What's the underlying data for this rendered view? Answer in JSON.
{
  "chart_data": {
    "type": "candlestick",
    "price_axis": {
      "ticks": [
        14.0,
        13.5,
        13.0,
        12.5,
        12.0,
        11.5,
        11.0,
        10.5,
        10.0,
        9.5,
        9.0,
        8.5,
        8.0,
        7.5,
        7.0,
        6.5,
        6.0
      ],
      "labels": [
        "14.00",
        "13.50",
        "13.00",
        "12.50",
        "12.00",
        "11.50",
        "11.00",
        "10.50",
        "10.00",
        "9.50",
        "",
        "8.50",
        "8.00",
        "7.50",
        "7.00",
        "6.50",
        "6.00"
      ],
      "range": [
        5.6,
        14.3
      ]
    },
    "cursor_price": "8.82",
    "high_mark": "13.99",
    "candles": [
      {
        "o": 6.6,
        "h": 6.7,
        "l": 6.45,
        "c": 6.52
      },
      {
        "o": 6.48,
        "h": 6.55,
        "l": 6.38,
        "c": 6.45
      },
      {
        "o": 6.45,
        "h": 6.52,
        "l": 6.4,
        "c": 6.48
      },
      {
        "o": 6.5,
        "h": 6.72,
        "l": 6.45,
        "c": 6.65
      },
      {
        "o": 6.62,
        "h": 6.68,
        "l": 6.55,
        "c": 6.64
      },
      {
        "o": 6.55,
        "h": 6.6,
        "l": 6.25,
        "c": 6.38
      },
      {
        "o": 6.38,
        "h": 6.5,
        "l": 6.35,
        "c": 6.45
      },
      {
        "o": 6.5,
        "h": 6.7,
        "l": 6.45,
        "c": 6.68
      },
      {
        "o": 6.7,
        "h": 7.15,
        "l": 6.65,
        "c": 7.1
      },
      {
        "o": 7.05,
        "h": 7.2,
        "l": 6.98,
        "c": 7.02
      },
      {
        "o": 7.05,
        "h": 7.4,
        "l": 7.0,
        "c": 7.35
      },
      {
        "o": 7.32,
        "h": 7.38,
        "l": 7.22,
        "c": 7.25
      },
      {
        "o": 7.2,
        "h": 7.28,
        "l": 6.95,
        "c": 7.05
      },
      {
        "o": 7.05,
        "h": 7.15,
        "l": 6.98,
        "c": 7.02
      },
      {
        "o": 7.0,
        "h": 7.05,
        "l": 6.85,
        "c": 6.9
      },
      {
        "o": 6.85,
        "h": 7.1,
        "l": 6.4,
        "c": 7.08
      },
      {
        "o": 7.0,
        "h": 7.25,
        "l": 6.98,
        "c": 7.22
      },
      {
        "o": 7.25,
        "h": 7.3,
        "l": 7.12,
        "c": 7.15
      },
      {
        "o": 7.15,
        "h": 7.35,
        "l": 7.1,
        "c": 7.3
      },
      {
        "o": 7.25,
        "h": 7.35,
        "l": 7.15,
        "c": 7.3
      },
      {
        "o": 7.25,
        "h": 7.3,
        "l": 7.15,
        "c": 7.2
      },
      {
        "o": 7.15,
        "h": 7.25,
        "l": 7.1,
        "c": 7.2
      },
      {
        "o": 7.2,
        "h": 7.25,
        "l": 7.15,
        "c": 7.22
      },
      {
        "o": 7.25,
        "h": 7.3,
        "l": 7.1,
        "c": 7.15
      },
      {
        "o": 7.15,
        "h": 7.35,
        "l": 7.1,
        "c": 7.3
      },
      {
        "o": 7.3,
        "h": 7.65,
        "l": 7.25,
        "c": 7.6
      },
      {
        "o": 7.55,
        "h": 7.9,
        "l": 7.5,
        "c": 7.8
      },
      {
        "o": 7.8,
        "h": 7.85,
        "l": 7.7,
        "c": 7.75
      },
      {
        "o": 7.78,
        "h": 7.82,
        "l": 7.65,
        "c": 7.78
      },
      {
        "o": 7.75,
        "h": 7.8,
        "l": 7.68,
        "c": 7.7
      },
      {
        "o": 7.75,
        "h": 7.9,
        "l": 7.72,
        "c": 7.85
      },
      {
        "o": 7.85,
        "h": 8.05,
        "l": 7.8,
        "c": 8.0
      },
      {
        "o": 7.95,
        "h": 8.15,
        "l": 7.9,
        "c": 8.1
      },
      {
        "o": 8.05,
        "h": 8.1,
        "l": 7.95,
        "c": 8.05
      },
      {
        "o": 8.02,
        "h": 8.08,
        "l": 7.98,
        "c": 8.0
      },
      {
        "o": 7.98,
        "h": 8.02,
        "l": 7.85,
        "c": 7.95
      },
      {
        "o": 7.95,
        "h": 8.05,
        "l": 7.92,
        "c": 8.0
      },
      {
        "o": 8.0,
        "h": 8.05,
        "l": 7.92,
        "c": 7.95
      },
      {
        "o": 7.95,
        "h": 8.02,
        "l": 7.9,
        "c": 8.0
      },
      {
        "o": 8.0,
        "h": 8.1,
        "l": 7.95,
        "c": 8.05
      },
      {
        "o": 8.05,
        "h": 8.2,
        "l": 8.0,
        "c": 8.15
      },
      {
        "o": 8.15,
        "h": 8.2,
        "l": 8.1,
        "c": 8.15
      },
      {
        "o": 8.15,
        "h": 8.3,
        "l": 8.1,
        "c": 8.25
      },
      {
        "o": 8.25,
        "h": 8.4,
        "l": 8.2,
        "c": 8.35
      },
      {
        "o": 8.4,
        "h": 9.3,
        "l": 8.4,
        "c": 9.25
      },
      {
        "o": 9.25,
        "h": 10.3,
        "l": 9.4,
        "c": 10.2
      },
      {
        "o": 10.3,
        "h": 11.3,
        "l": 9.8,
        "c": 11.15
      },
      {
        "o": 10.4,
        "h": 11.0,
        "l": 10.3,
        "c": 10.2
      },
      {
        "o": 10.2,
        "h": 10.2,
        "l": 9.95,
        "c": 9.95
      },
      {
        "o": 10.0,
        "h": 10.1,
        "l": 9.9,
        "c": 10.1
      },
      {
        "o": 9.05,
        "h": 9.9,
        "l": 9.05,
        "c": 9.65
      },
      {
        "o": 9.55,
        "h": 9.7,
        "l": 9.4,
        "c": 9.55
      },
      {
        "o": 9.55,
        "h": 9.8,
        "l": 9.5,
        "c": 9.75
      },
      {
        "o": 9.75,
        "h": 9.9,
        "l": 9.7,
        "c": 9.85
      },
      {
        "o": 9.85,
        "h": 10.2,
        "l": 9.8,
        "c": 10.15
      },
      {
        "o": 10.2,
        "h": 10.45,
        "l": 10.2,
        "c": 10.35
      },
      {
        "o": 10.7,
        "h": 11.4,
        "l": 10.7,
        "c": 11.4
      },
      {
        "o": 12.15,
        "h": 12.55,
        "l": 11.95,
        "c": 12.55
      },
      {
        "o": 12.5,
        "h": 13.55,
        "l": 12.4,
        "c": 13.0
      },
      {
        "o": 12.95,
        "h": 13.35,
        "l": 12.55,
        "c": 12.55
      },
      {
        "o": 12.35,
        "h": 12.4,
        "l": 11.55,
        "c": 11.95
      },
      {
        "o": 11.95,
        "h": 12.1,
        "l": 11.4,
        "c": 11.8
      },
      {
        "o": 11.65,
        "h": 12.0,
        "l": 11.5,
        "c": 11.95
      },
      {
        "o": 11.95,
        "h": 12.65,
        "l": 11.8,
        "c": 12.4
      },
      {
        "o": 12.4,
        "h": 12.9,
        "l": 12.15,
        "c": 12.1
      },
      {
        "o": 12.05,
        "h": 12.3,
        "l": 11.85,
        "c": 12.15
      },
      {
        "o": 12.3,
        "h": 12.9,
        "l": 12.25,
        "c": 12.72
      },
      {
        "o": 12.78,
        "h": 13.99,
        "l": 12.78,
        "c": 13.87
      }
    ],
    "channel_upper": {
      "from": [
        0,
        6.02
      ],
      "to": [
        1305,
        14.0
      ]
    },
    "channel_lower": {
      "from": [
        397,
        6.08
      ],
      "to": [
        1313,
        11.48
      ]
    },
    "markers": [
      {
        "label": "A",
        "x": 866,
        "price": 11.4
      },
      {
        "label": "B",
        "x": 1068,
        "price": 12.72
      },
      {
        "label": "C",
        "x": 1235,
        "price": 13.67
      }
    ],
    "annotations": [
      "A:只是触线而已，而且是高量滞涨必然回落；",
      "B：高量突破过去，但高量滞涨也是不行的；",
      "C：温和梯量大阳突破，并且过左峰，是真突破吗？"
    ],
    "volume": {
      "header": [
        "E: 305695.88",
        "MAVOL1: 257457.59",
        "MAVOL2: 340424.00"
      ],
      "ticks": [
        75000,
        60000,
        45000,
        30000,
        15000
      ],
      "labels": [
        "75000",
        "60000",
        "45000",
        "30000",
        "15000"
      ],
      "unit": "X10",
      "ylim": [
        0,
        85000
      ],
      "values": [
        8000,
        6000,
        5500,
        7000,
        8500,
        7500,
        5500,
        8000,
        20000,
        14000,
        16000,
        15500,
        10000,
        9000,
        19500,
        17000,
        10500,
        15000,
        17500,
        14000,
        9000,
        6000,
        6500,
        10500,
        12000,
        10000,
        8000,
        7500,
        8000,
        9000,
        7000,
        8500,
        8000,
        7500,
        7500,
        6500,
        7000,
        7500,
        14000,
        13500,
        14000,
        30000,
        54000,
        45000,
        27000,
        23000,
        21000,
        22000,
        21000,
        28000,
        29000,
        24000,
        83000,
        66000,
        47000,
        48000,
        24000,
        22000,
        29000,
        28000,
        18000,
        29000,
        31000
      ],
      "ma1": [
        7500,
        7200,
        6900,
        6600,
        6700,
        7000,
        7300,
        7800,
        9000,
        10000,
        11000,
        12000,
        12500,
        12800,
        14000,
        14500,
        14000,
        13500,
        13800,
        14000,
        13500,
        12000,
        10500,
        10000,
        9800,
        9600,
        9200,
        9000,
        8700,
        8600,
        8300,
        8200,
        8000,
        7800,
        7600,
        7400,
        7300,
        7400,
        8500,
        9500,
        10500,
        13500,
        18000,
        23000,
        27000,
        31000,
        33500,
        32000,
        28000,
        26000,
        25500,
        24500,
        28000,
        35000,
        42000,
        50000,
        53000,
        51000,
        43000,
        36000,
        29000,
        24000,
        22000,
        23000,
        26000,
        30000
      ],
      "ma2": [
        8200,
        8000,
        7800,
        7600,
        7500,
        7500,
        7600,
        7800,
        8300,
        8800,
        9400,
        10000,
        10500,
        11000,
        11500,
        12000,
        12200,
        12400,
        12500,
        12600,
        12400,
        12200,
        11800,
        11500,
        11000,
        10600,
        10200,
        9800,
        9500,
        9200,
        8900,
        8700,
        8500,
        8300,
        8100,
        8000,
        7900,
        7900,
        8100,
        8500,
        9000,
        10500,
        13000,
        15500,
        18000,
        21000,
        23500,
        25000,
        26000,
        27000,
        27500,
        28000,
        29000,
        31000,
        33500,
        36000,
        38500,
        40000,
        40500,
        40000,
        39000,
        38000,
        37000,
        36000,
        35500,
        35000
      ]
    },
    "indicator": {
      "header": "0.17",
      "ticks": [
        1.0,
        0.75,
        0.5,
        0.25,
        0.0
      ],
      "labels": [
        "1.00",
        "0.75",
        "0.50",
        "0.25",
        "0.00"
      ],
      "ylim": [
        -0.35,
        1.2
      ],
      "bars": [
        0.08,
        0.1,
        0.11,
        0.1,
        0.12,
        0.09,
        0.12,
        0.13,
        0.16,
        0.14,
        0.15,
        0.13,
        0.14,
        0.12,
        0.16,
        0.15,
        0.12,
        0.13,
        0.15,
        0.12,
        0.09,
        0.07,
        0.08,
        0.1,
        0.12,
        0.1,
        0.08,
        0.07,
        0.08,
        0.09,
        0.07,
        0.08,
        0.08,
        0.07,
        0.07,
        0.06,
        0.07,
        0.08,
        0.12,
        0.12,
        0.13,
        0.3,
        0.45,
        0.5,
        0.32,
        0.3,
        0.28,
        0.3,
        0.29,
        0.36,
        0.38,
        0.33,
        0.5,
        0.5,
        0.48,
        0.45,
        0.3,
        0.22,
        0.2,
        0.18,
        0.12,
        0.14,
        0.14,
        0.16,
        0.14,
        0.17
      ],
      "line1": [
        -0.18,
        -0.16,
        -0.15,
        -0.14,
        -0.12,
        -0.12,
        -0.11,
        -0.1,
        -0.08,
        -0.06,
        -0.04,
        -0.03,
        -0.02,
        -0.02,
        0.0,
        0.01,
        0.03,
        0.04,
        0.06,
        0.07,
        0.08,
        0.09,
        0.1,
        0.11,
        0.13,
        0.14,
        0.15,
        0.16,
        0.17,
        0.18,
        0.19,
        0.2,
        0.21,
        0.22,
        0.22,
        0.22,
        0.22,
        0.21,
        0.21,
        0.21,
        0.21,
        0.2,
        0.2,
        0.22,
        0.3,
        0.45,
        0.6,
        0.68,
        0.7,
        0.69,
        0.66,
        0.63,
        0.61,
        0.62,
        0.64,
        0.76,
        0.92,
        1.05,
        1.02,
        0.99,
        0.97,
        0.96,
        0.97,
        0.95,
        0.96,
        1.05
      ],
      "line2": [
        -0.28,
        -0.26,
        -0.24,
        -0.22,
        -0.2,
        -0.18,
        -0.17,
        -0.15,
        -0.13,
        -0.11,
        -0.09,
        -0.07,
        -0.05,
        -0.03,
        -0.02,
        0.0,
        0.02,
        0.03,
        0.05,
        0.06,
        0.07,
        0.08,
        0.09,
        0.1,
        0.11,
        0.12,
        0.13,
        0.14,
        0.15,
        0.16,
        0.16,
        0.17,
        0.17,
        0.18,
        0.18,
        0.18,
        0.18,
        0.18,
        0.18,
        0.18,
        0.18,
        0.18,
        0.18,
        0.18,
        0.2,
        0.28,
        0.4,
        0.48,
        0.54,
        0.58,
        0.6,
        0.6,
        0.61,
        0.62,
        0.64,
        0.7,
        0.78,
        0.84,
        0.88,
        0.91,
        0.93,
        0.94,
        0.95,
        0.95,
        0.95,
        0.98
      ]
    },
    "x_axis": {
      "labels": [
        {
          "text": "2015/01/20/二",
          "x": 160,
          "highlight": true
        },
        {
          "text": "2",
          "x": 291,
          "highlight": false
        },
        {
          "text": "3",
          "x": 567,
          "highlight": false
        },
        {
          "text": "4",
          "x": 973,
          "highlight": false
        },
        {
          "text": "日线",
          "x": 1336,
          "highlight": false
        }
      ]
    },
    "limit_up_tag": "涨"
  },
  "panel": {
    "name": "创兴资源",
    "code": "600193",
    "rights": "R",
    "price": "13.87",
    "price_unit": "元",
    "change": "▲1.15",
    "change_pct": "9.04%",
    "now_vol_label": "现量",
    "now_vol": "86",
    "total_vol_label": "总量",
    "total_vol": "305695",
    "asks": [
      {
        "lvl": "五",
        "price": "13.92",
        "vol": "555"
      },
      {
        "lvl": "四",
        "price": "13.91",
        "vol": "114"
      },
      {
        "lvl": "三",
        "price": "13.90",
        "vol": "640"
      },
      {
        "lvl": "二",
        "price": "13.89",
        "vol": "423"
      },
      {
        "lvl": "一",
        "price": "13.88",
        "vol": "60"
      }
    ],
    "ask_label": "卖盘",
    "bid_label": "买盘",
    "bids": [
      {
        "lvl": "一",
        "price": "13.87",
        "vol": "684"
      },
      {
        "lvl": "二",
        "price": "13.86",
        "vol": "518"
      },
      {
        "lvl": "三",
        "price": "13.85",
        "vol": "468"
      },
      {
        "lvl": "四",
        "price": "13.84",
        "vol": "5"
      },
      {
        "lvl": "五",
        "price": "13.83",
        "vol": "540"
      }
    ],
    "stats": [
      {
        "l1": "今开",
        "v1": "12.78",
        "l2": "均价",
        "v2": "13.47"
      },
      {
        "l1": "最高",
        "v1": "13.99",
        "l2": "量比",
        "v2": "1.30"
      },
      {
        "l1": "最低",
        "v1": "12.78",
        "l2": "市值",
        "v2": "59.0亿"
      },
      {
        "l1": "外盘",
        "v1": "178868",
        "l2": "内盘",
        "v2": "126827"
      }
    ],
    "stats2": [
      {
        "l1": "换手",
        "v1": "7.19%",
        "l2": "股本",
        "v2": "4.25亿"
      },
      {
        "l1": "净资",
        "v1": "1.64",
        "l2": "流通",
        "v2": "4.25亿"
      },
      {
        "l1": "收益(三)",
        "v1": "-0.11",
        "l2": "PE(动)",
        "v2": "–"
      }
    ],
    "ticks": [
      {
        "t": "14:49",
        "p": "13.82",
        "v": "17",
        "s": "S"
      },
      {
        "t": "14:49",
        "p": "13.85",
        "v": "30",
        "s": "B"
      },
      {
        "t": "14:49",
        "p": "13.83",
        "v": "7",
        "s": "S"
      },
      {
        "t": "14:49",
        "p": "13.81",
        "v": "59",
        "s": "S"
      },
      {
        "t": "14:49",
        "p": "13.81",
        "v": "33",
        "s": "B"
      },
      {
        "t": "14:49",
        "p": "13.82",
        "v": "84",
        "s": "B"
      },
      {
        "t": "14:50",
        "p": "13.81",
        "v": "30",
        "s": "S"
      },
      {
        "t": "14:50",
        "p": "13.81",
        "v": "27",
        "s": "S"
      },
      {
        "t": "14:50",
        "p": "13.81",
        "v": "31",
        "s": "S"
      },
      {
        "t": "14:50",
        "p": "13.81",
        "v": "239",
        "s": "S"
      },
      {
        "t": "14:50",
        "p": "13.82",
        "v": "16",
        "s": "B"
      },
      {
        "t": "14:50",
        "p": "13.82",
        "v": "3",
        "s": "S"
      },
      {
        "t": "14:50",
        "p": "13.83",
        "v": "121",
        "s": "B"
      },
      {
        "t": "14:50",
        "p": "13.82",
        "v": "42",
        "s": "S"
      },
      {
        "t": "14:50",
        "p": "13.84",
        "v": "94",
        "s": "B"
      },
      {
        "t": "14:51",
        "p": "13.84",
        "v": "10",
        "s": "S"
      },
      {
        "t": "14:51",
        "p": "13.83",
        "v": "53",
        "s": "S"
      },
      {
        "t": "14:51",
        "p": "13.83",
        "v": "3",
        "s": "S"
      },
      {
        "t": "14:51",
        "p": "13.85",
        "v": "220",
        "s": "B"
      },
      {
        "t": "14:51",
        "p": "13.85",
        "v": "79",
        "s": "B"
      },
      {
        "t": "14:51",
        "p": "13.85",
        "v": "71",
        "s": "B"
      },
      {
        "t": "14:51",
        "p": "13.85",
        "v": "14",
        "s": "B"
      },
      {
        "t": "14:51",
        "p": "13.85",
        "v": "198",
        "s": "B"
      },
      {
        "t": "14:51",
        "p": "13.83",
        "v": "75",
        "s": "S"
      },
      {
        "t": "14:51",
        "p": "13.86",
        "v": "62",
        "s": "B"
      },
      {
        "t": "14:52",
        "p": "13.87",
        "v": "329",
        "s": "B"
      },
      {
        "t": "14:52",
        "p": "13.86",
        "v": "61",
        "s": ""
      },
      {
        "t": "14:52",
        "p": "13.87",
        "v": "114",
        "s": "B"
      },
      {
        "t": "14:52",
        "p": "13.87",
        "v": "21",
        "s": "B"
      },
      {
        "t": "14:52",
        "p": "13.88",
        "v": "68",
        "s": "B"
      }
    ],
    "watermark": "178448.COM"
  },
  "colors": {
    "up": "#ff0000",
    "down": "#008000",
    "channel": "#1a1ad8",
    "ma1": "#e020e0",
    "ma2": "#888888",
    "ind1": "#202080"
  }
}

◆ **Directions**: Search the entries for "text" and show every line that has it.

◆ **Solution for this problem**:
          "text": "2015/01/20/二",
          "text": "2",
          "text": "3",
          "text": "4",
          "text": "日线",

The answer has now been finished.